||Recipients may be required to participate in work programs or education/training activities.
||Recipients must comply with work requirements, as well as purchasing restrictions on non-food items.
As seen in the table, there are several differences in program administration between cash assistance and food stamps. While both programs consider income as a factor for eligibility, the specific criteria and methods of distribution vary. Additionally, compliance measures may differ, with cash assistance often requiring recipients to participate in work or education programs, while food stamps have specific purchasing restrictions.
Accessibility and Availability
Improving accessibility and availability is crucial for ensuring equal access to cash assistance and food stamps.
Here are three key differences between the two programs in terms of accessibility and availability:
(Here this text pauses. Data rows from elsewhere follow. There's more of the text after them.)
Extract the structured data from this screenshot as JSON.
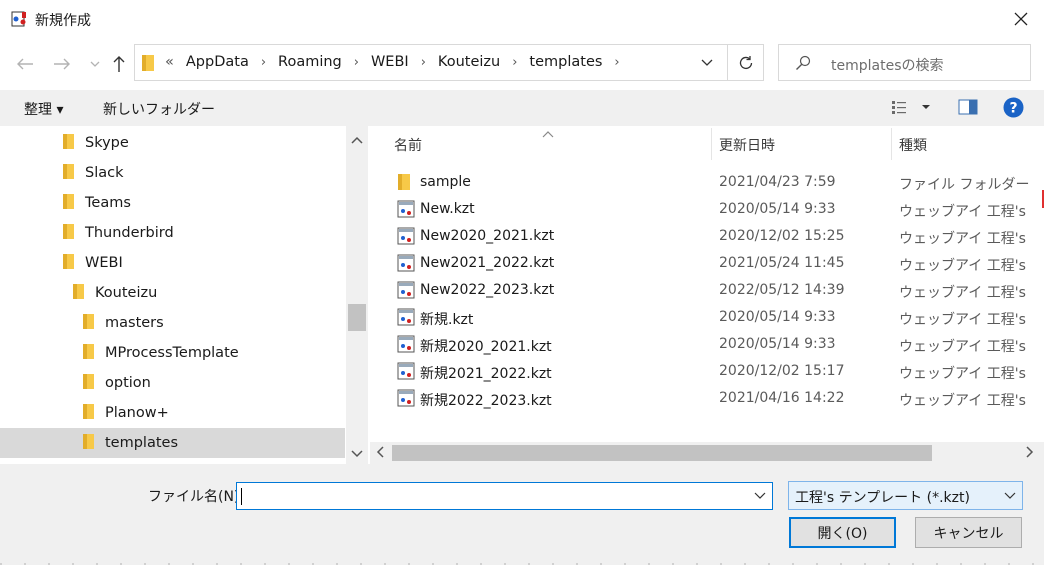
{
  "window": {
    "title": "新規作成"
  },
  "address": {
    "overflow": "«",
    "crumbs": [
      "AppData",
      "Roaming",
      "WEBI",
      "Kouteizu",
      "templates"
    ]
  },
  "search": {
    "placeholder": "templatesの検索"
  },
  "toolbar": {
    "organize": "整理 ▾",
    "new_folder": "新しいフォルダー"
  },
  "tree": {
    "items": [
      {
        "label": "Skype",
        "level": 0
      },
      {
        "label": "Slack",
        "level": 0
      },
      {
        "label": "Teams",
        "level": 0
      },
      {
        "label": "Thunderbird",
        "level": 0
      },
      {
        "label": "WEBI",
        "level": 0
      },
      {
        "label": "Kouteizu",
        "level": 1
      },
      {
        "label": "masters",
        "level": 2
      },
      {
        "label": "MProcessTemplate",
        "level": 2
      },
      {
        "label": "option",
        "level": 2
      },
      {
        "label": "Planow+",
        "level": 2
      },
      {
        "label": "templates",
        "level": 2
      }
    ],
    "selected": "templates"
  },
  "columns": {
    "name": "名前",
    "date": "更新日時",
    "type": "種類"
  },
  "files": [
    {
      "name": "sample",
      "date": "2021/04/23 7:59",
      "type": "ファイル フォルダー",
      "kind": "folder"
    },
    {
      "name": "New.kzt",
      "date": "2020/05/14 9:33",
      "type": "ウェッブアイ 工程's",
      "kind": "kzt"
    },
    {
      "name": "New2020_2021.kzt",
      "date": "2020/12/02 15:25",
      "type": "ウェッブアイ 工程's",
      "kind": "kzt"
    },
    {
      "name": "New2021_2022.kzt",
      "date": "2021/05/24 11:45",
      "type": "ウェッブアイ 工程's",
      "kind": "kzt"
    },
    {
      "name": "New2022_2023.kzt",
      "date": "2022/05/12 14:39",
      "type": "ウェッブアイ 工程's",
      "kind": "kzt"
    },
    {
      "name": "新規.kzt",
      "date": "2020/05/14 9:33",
      "type": "ウェッブアイ 工程's",
      "kind": "kzt"
    },
    {
      "name": "新規2020_2021.kzt",
      "date": "2020/05/14 9:33",
      "type": "ウェッブアイ 工程's",
      "kind": "kzt"
    },
    {
      "name": "新規2021_2022.kzt",
      "date": "2020/12/02 15:17",
      "type": "ウェッブアイ 工程's",
      "kind": "kzt"
    },
    {
      "name": "新規2022_2023.kzt",
      "date": "2021/04/16 14:22",
      "type": "ウェッブアイ 工程's",
      "kind": "kzt"
    }
  ],
  "filename": {
    "label": "ファイル名(N):",
    "value": ""
  },
  "filetype": {
    "selected": "工程's テンプレート (*.kzt)"
  },
  "buttons": {
    "open": "開く(O)",
    "cancel": "キャンセル"
  },
  "colors": {
    "accent": "#0078d7",
    "folder": "#f7c948",
    "selection": "#d9d9d9"
  }
}
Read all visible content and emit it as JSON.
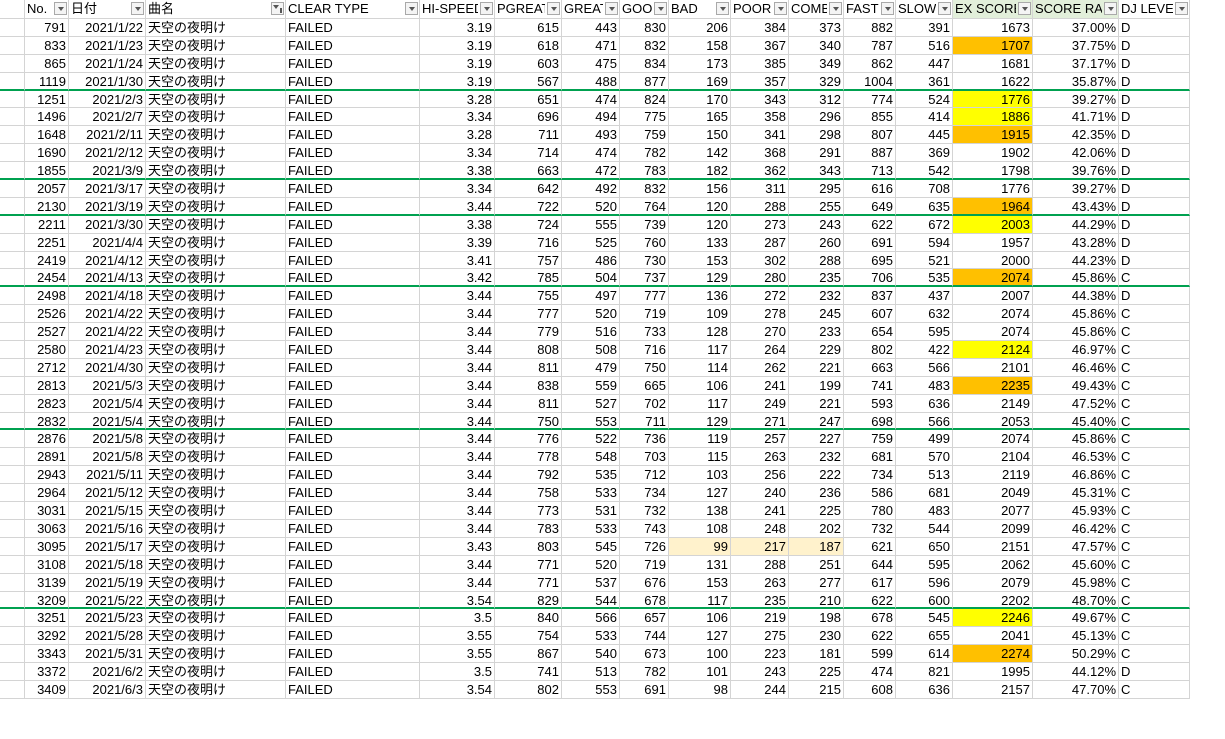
{
  "headers": [
    {
      "label": "",
      "filter": false
    },
    {
      "label": "No.",
      "filter": true
    },
    {
      "label": "日付",
      "filter": true
    },
    {
      "label": "曲名",
      "filter": true,
      "filtered": true
    },
    {
      "label": "CLEAR TYPE",
      "filter": true
    },
    {
      "label": "HI-SPEED",
      "filter": true
    },
    {
      "label": "PGREAT",
      "filter": true
    },
    {
      "label": "GREAT",
      "filter": true
    },
    {
      "label": "GOOD",
      "filter": true
    },
    {
      "label": "BAD",
      "filter": true
    },
    {
      "label": "POOR",
      "filter": true
    },
    {
      "label": "COMBO",
      "filter": true
    },
    {
      "label": "FAST",
      "filter": true
    },
    {
      "label": "SLOW",
      "filter": true
    },
    {
      "label": "EX SCORE",
      "filter": true,
      "green": true
    },
    {
      "label": "SCORE RATE",
      "filter": true,
      "green": true
    },
    {
      "label": "DJ LEVEL",
      "filter": true
    }
  ],
  "rows": [
    {
      "no": "791",
      "date": "2021/1/22",
      "song": "天空の夜明け",
      "clear": "FAILED",
      "hs": "3.19",
      "pg": "615",
      "gr": "443",
      "gd": "830",
      "bd": "206",
      "pr": "384",
      "cb": "373",
      "fs": "882",
      "sl": "391",
      "ex": "1673",
      "rate": "37.00%",
      "dj": "D"
    },
    {
      "no": "833",
      "date": "2021/1/23",
      "song": "天空の夜明け",
      "clear": "FAILED",
      "hs": "3.19",
      "pg": "618",
      "gr": "471",
      "gd": "832",
      "bd": "158",
      "pr": "367",
      "cb": "340",
      "fs": "787",
      "sl": "516",
      "ex": "1707",
      "rate": "37.75%",
      "dj": "D",
      "exhl": "o"
    },
    {
      "no": "865",
      "date": "2021/1/24",
      "song": "天空の夜明け",
      "clear": "FAILED",
      "hs": "3.19",
      "pg": "603",
      "gr": "475",
      "gd": "834",
      "bd": "173",
      "pr": "385",
      "cb": "349",
      "fs": "862",
      "sl": "447",
      "ex": "1681",
      "rate": "37.17%",
      "dj": "D"
    },
    {
      "no": "1119",
      "date": "2021/1/30",
      "song": "天空の夜明け",
      "clear": "FAILED",
      "hs": "3.19",
      "pg": "567",
      "gr": "488",
      "gd": "877",
      "bd": "169",
      "pr": "357",
      "cb": "329",
      "fs": "1004",
      "sl": "361",
      "ex": "1622",
      "rate": "35.87%",
      "dj": "D",
      "sep": true
    },
    {
      "no": "1251",
      "date": "2021/2/3",
      "song": "天空の夜明け",
      "clear": "FAILED",
      "hs": "3.28",
      "pg": "651",
      "gr": "474",
      "gd": "824",
      "bd": "170",
      "pr": "343",
      "cb": "312",
      "fs": "774",
      "sl": "524",
      "ex": "1776",
      "rate": "39.27%",
      "dj": "D",
      "exhl": "y"
    },
    {
      "no": "1496",
      "date": "2021/2/7",
      "song": "天空の夜明け",
      "clear": "FAILED",
      "hs": "3.34",
      "pg": "696",
      "gr": "494",
      "gd": "775",
      "bd": "165",
      "pr": "358",
      "cb": "296",
      "fs": "855",
      "sl": "414",
      "ex": "1886",
      "rate": "41.71%",
      "dj": "D",
      "exhl": "y"
    },
    {
      "no": "1648",
      "date": "2021/2/11",
      "song": "天空の夜明け",
      "clear": "FAILED",
      "hs": "3.28",
      "pg": "711",
      "gr": "493",
      "gd": "759",
      "bd": "150",
      "pr": "341",
      "cb": "298",
      "fs": "807",
      "sl": "445",
      "ex": "1915",
      "rate": "42.35%",
      "dj": "D",
      "exhl": "o"
    },
    {
      "no": "1690",
      "date": "2021/2/12",
      "song": "天空の夜明け",
      "clear": "FAILED",
      "hs": "3.34",
      "pg": "714",
      "gr": "474",
      "gd": "782",
      "bd": "142",
      "pr": "368",
      "cb": "291",
      "fs": "887",
      "sl": "369",
      "ex": "1902",
      "rate": "42.06%",
      "dj": "D"
    },
    {
      "no": "1855",
      "date": "2021/3/9",
      "song": "天空の夜明け",
      "clear": "FAILED",
      "hs": "3.38",
      "pg": "663",
      "gr": "472",
      "gd": "783",
      "bd": "182",
      "pr": "362",
      "cb": "343",
      "fs": "713",
      "sl": "542",
      "ex": "1798",
      "rate": "39.76%",
      "dj": "D",
      "sep": true
    },
    {
      "no": "2057",
      "date": "2021/3/17",
      "song": "天空の夜明け",
      "clear": "FAILED",
      "hs": "3.34",
      "pg": "642",
      "gr": "492",
      "gd": "832",
      "bd": "156",
      "pr": "311",
      "cb": "295",
      "fs": "616",
      "sl": "708",
      "ex": "1776",
      "rate": "39.27%",
      "dj": "D"
    },
    {
      "no": "2130",
      "date": "2021/3/19",
      "song": "天空の夜明け",
      "clear": "FAILED",
      "hs": "3.44",
      "pg": "722",
      "gr": "520",
      "gd": "764",
      "bd": "120",
      "pr": "288",
      "cb": "255",
      "fs": "649",
      "sl": "635",
      "ex": "1964",
      "rate": "43.43%",
      "dj": "D",
      "exhl": "o",
      "sep": true
    },
    {
      "no": "2211",
      "date": "2021/3/30",
      "song": "天空の夜明け",
      "clear": "FAILED",
      "hs": "3.38",
      "pg": "724",
      "gr": "555",
      "gd": "739",
      "bd": "120",
      "pr": "273",
      "cb": "243",
      "fs": "622",
      "sl": "672",
      "ex": "2003",
      "rate": "44.29%",
      "dj": "D",
      "exhl": "y"
    },
    {
      "no": "2251",
      "date": "2021/4/4",
      "song": "天空の夜明け",
      "clear": "FAILED",
      "hs": "3.39",
      "pg": "716",
      "gr": "525",
      "gd": "760",
      "bd": "133",
      "pr": "287",
      "cb": "260",
      "fs": "691",
      "sl": "594",
      "ex": "1957",
      "rate": "43.28%",
      "dj": "D"
    },
    {
      "no": "2419",
      "date": "2021/4/12",
      "song": "天空の夜明け",
      "clear": "FAILED",
      "hs": "3.41",
      "pg": "757",
      "gr": "486",
      "gd": "730",
      "bd": "153",
      "pr": "302",
      "cb": "288",
      "fs": "695",
      "sl": "521",
      "ex": "2000",
      "rate": "44.23%",
      "dj": "D"
    },
    {
      "no": "2454",
      "date": "2021/4/13",
      "song": "天空の夜明け",
      "clear": "FAILED",
      "hs": "3.42",
      "pg": "785",
      "gr": "504",
      "gd": "737",
      "bd": "129",
      "pr": "280",
      "cb": "235",
      "fs": "706",
      "sl": "535",
      "ex": "2074",
      "rate": "45.86%",
      "dj": "C",
      "exhl": "o",
      "sep": true
    },
    {
      "no": "2498",
      "date": "2021/4/18",
      "song": "天空の夜明け",
      "clear": "FAILED",
      "hs": "3.44",
      "pg": "755",
      "gr": "497",
      "gd": "777",
      "bd": "136",
      "pr": "272",
      "cb": "232",
      "fs": "837",
      "sl": "437",
      "ex": "2007",
      "rate": "44.38%",
      "dj": "D"
    },
    {
      "no": "2526",
      "date": "2021/4/22",
      "song": "天空の夜明け",
      "clear": "FAILED",
      "hs": "3.44",
      "pg": "777",
      "gr": "520",
      "gd": "719",
      "bd": "109",
      "pr": "278",
      "cb": "245",
      "fs": "607",
      "sl": "632",
      "ex": "2074",
      "rate": "45.86%",
      "dj": "C"
    },
    {
      "no": "2527",
      "date": "2021/4/22",
      "song": "天空の夜明け",
      "clear": "FAILED",
      "hs": "3.44",
      "pg": "779",
      "gr": "516",
      "gd": "733",
      "bd": "128",
      "pr": "270",
      "cb": "233",
      "fs": "654",
      "sl": "595",
      "ex": "2074",
      "rate": "45.86%",
      "dj": "C"
    },
    {
      "no": "2580",
      "date": "2021/4/23",
      "song": "天空の夜明け",
      "clear": "FAILED",
      "hs": "3.44",
      "pg": "808",
      "gr": "508",
      "gd": "716",
      "bd": "117",
      "pr": "264",
      "cb": "229",
      "fs": "802",
      "sl": "422",
      "ex": "2124",
      "rate": "46.97%",
      "dj": "C",
      "exhl": "y"
    },
    {
      "no": "2712",
      "date": "2021/4/30",
      "song": "天空の夜明け",
      "clear": "FAILED",
      "hs": "3.44",
      "pg": "811",
      "gr": "479",
      "gd": "750",
      "bd": "114",
      "pr": "262",
      "cb": "221",
      "fs": "663",
      "sl": "566",
      "ex": "2101",
      "rate": "46.46%",
      "dj": "C"
    },
    {
      "no": "2813",
      "date": "2021/5/3",
      "song": "天空の夜明け",
      "clear": "FAILED",
      "hs": "3.44",
      "pg": "838",
      "gr": "559",
      "gd": "665",
      "bd": "106",
      "pr": "241",
      "cb": "199",
      "fs": "741",
      "sl": "483",
      "ex": "2235",
      "rate": "49.43%",
      "dj": "C",
      "exhl": "o"
    },
    {
      "no": "2823",
      "date": "2021/5/4",
      "song": "天空の夜明け",
      "clear": "FAILED",
      "hs": "3.44",
      "pg": "811",
      "gr": "527",
      "gd": "702",
      "bd": "117",
      "pr": "249",
      "cb": "221",
      "fs": "593",
      "sl": "636",
      "ex": "2149",
      "rate": "47.52%",
      "dj": "C"
    },
    {
      "no": "2832",
      "date": "2021/5/4",
      "song": "天空の夜明け",
      "clear": "FAILED",
      "hs": "3.44",
      "pg": "750",
      "gr": "553",
      "gd": "711",
      "bd": "129",
      "pr": "271",
      "cb": "247",
      "fs": "698",
      "sl": "566",
      "ex": "2053",
      "rate": "45.40%",
      "dj": "C",
      "sep": true
    },
    {
      "no": "2876",
      "date": "2021/5/8",
      "song": "天空の夜明け",
      "clear": "FAILED",
      "hs": "3.44",
      "pg": "776",
      "gr": "522",
      "gd": "736",
      "bd": "119",
      "pr": "257",
      "cb": "227",
      "fs": "759",
      "sl": "499",
      "ex": "2074",
      "rate": "45.86%",
      "dj": "C"
    },
    {
      "no": "2891",
      "date": "2021/5/8",
      "song": "天空の夜明け",
      "clear": "FAILED",
      "hs": "3.44",
      "pg": "778",
      "gr": "548",
      "gd": "703",
      "bd": "115",
      "pr": "263",
      "cb": "232",
      "fs": "681",
      "sl": "570",
      "ex": "2104",
      "rate": "46.53%",
      "dj": "C"
    },
    {
      "no": "2943",
      "date": "2021/5/11",
      "song": "天空の夜明け",
      "clear": "FAILED",
      "hs": "3.44",
      "pg": "792",
      "gr": "535",
      "gd": "712",
      "bd": "103",
      "pr": "256",
      "cb": "222",
      "fs": "734",
      "sl": "513",
      "ex": "2119",
      "rate": "46.86%",
      "dj": "C"
    },
    {
      "no": "2964",
      "date": "2021/5/12",
      "song": "天空の夜明け",
      "clear": "FAILED",
      "hs": "3.44",
      "pg": "758",
      "gr": "533",
      "gd": "734",
      "bd": "127",
      "pr": "240",
      "cb": "236",
      "fs": "586",
      "sl": "681",
      "ex": "2049",
      "rate": "45.31%",
      "dj": "C"
    },
    {
      "no": "3031",
      "date": "2021/5/15",
      "song": "天空の夜明け",
      "clear": "FAILED",
      "hs": "3.44",
      "pg": "773",
      "gr": "531",
      "gd": "732",
      "bd": "138",
      "pr": "241",
      "cb": "225",
      "fs": "780",
      "sl": "483",
      "ex": "2077",
      "rate": "45.93%",
      "dj": "C"
    },
    {
      "no": "3063",
      "date": "2021/5/16",
      "song": "天空の夜明け",
      "clear": "FAILED",
      "hs": "3.44",
      "pg": "783",
      "gr": "533",
      "gd": "743",
      "bd": "108",
      "pr": "248",
      "cb": "202",
      "fs": "732",
      "sl": "544",
      "ex": "2099",
      "rate": "46.42%",
      "dj": "C"
    },
    {
      "no": "3095",
      "date": "2021/5/17",
      "song": "天空の夜明け",
      "clear": "FAILED",
      "hs": "3.43",
      "pg": "803",
      "gr": "545",
      "gd": "726",
      "bd": "99",
      "pr": "217",
      "cb": "187",
      "fs": "621",
      "sl": "650",
      "ex": "2151",
      "rate": "47.57%",
      "dj": "C",
      "missbest": true
    },
    {
      "no": "3108",
      "date": "2021/5/18",
      "song": "天空の夜明け",
      "clear": "FAILED",
      "hs": "3.44",
      "pg": "771",
      "gr": "520",
      "gd": "719",
      "bd": "131",
      "pr": "288",
      "cb": "251",
      "fs": "644",
      "sl": "595",
      "ex": "2062",
      "rate": "45.60%",
      "dj": "C"
    },
    {
      "no": "3139",
      "date": "2021/5/19",
      "song": "天空の夜明け",
      "clear": "FAILED",
      "hs": "3.44",
      "pg": "771",
      "gr": "537",
      "gd": "676",
      "bd": "153",
      "pr": "263",
      "cb": "277",
      "fs": "617",
      "sl": "596",
      "ex": "2079",
      "rate": "45.98%",
      "dj": "C"
    },
    {
      "no": "3209",
      "date": "2021/5/22",
      "song": "天空の夜明け",
      "clear": "FAILED",
      "hs": "3.54",
      "pg": "829",
      "gr": "544",
      "gd": "678",
      "bd": "117",
      "pr": "235",
      "cb": "210",
      "fs": "622",
      "sl": "600",
      "ex": "2202",
      "rate": "48.70%",
      "dj": "C",
      "sep": true
    },
    {
      "no": "3251",
      "date": "2021/5/23",
      "song": "天空の夜明け",
      "clear": "FAILED",
      "hs": "3.5",
      "pg": "840",
      "gr": "566",
      "gd": "657",
      "bd": "106",
      "pr": "219",
      "cb": "198",
      "fs": "678",
      "sl": "545",
      "ex": "2246",
      "rate": "49.67%",
      "dj": "C",
      "exhl": "y"
    },
    {
      "no": "3292",
      "date": "2021/5/28",
      "song": "天空の夜明け",
      "clear": "FAILED",
      "hs": "3.55",
      "pg": "754",
      "gr": "533",
      "gd": "744",
      "bd": "127",
      "pr": "275",
      "cb": "230",
      "fs": "622",
      "sl": "655",
      "ex": "2041",
      "rate": "45.13%",
      "dj": "C"
    },
    {
      "no": "3343",
      "date": "2021/5/31",
      "song": "天空の夜明け",
      "clear": "FAILED",
      "hs": "3.55",
      "pg": "867",
      "gr": "540",
      "gd": "673",
      "bd": "100",
      "pr": "223",
      "cb": "181",
      "fs": "599",
      "sl": "614",
      "ex": "2274",
      "rate": "50.29%",
      "dj": "C",
      "exhl": "o"
    },
    {
      "no": "3372",
      "date": "2021/6/2",
      "song": "天空の夜明け",
      "clear": "FAILED",
      "hs": "3.5",
      "pg": "741",
      "gr": "513",
      "gd": "782",
      "bd": "101",
      "pr": "243",
      "cb": "225",
      "fs": "474",
      "sl": "821",
      "ex": "1995",
      "rate": "44.12%",
      "dj": "D"
    },
    {
      "no": "3409",
      "date": "2021/6/3",
      "song": "天空の夜明け",
      "clear": "FAILED",
      "hs": "3.54",
      "pg": "802",
      "gr": "553",
      "gd": "691",
      "bd": "98",
      "pr": "244",
      "cb": "215",
      "fs": "608",
      "sl": "636",
      "ex": "2157",
      "rate": "47.70%",
      "dj": "C"
    }
  ],
  "colors": {
    "grid": "#d4d4d4",
    "separator": "#00a150",
    "header_green": "#e2efda",
    "highlight_yellow": "#ffff00",
    "highlight_orange": "#ffc000",
    "highlight_pale": "#fff2cc"
  }
}
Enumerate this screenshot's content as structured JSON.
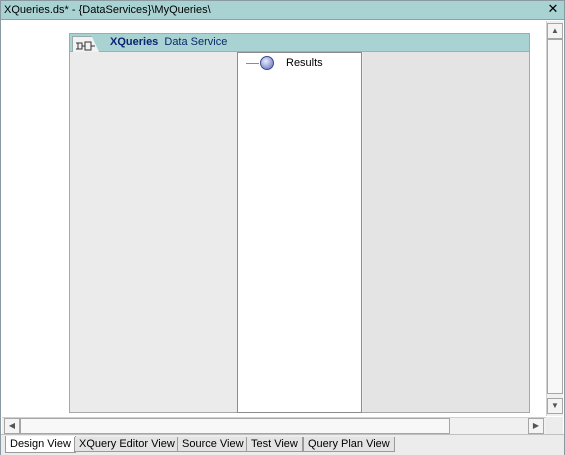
{
  "window": {
    "title": "XQueries.ds* - {DataServices}\\MyQueries\\",
    "close_glyph": "✕"
  },
  "data_service": {
    "icon": "data-service-icon",
    "name": "XQueries",
    "type_label": "Data Service"
  },
  "results_node": {
    "label": "Results",
    "icon": "results-sphere-icon"
  },
  "scrollbars": {
    "up_arrow": "▲",
    "down_arrow": "▼",
    "left_arrow": "◀",
    "right_arrow": "▶"
  },
  "tabs": [
    {
      "label": "Design View",
      "active": true
    },
    {
      "label": "XQuery Editor View",
      "active": false
    },
    {
      "label": "Source View",
      "active": false
    },
    {
      "label": "Test View",
      "active": false
    },
    {
      "label": "Query Plan View",
      "active": false
    }
  ],
  "colors": {
    "titlebar_bg": "#a9d2d2",
    "panel_header_bg": "#a9d2d2",
    "service_title": "#0b2370"
  }
}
- Geographic coverage: Cash assistance programs, such as Temporary Assistance for Needy Families (TANF), are available in all 50 states, while the availability of food stamps, also known as the Supplemental Nutrition Assistance Program (SNAP), varies. SNAP is a federal program, but it’s administered by individual states, leading to potential differences in eligibility criteria and benefits.
- Application process: Applying for cash assistance typically involves filling out an application form and providing supporting documents, such as proof of income and expenses. In contrast, applying for food stamps usually requires a more streamlined process, often allowing for online applications and document submission.
- Waiting periods: Cash assistance programs often have waiting periods before benefits are granted, which can delay access to financial support. Food stamps, on the other hand, generally have a shorter processing time, allowing individuals and families to access nutritional assistance more quickly.
These differences highlight the importance of improving accessibility and availability to ensure that those in need can navigate the application process easily and receive timely assistance.
Frequently Asked Questions
Can Cash Assistance or Food Stamps Be Used to Purchase Non-Food Items Such as Clothing or Household Supplies?
Yes, you can use cash assistance to purchase non-food items such as clothing or household supplies. Food stamps, however, can only be used to buy food items and not for other household necessities.
Are There Any Exceptions to the Income Requirements for Cash Assistance or Food Stamps?
Are there any exceptions to the income requirements for cash assistance or food stamps? Yes, there are some exceptions. For certain categories of individuals, such as elderly or disabled individuals, the income requirements may be different or waived altogether.
Is There a Limit on the Number of Times One Can Renew Their Cash Assistance or Food Stamps Benefits?
There is a limit on the number of times you can renew your cash assistance or food stamps benefits. This limit varies depending on your state’s policies, so it’s important to check with your local assistance office for specific information.
Are There Any Penalties for Not Meeting the Work Requirements for Cash Assistance or Food Stamps?
If you fail to meet the work requirements for cash assistance or food stamps, penalties can apply. These penalties may include a reduction or loss of benefits. It is crucial to understand and comply with the eligibility criteria to avoid any negative consequences.
Can Cash Assistance or Food Stamps Be Transferred to Another State if the Recipient Moves?
Yes, both cash assistance and food stamps can be transferred to another state if you move. However, there may be different eligibility requirements and benefit levels in the new state, so it’s important to contact the appropriate agency for guidance.